Write out each record exactly and skip every image.

_Working data_
──────────────────────────────

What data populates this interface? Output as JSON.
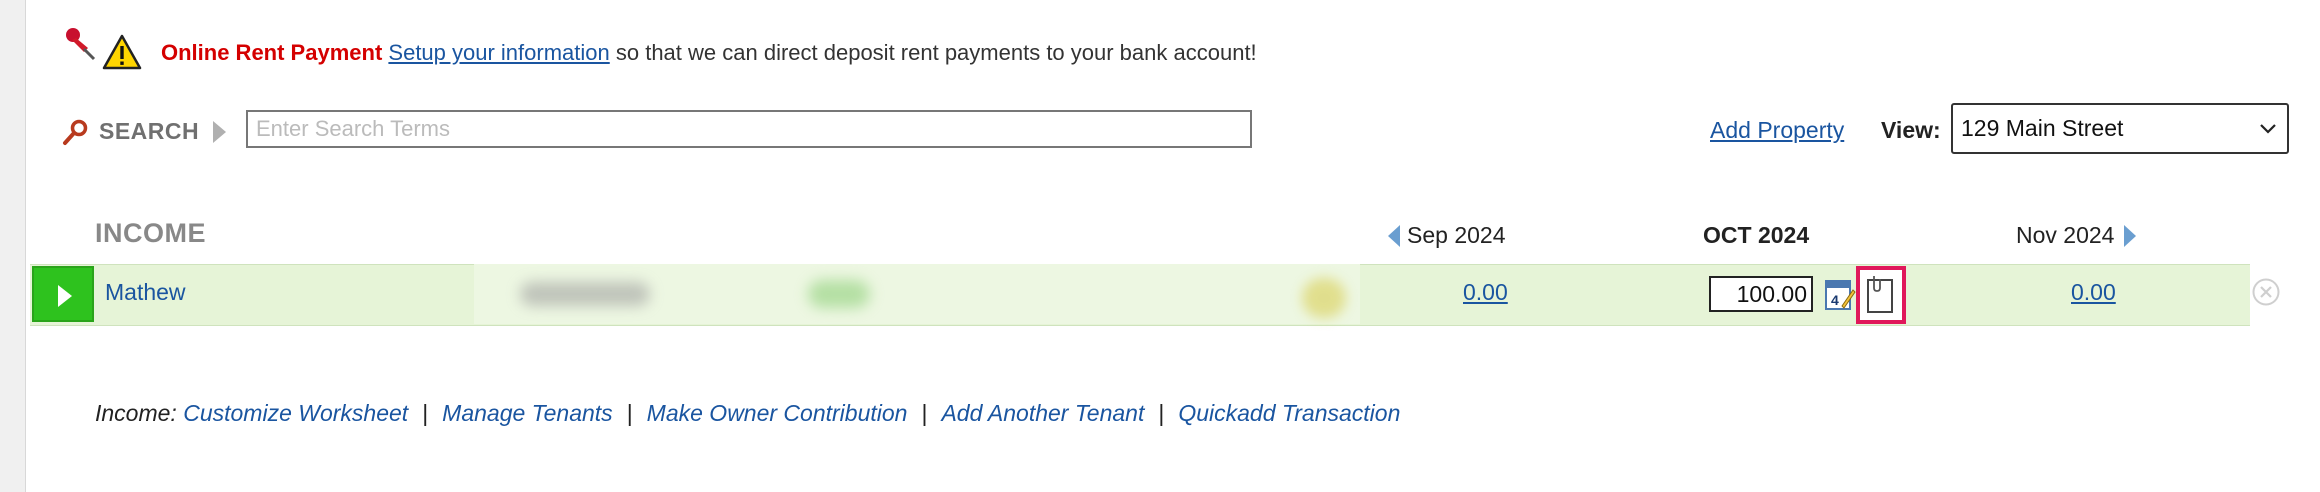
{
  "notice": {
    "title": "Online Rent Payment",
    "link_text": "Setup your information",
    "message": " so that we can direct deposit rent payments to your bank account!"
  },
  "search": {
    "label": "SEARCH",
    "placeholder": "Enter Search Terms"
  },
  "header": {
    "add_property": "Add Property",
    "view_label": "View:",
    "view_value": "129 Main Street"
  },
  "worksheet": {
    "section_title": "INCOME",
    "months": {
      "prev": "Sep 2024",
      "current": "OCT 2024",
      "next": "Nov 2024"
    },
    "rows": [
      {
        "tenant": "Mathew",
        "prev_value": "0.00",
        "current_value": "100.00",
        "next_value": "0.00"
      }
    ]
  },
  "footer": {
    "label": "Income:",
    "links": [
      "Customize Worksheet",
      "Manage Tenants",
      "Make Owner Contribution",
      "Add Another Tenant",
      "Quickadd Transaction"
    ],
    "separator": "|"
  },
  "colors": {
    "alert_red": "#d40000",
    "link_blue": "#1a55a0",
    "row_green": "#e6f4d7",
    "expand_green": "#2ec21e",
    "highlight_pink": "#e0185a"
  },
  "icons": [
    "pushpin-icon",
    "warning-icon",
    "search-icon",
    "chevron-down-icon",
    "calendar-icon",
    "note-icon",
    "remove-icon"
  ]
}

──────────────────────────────

_Exercise answer_
What data populates this interface? Output as JSON.
{
  "notice": {
    "title": "Online Rent Payment",
    "link_text": "Setup your information",
    "message": " so that we can direct deposit rent payments to your bank account!"
  },
  "search": {
    "label": "SEARCH",
    "placeholder": "Enter Search Terms"
  },
  "header": {
    "add_property": "Add Property",
    "view_label": "View:",
    "view_value": "129 Main Street"
  },
  "worksheet": {
    "section_title": "INCOME",
    "months": {
      "prev": "Sep 2024",
      "current": "OCT 2024",
      "next": "Nov 2024"
    },
    "rows": [
      {
        "tenant": "Mathew",
        "prev_value": "0.00",
        "current_value": "100.00",
        "next_value": "0.00"
      }
    ]
  },
  "footer": {
    "label": "Income:",
    "links": [
      "Customize Worksheet",
      "Manage Tenants",
      "Make Owner Contribution",
      "Add Another Tenant",
      "Quickadd Transaction"
    ],
    "separator": "|"
  },
  "colors": {
    "alert_red": "#d40000",
    "link_blue": "#1a55a0",
    "row_green": "#e6f4d7",
    "expand_green": "#2ec21e",
    "highlight_pink": "#e0185a"
  },
  "icons": [
    "pushpin-icon",
    "warning-icon",
    "search-icon",
    "chevron-down-icon",
    "calendar-icon",
    "note-icon",
    "remove-icon"
  ]
}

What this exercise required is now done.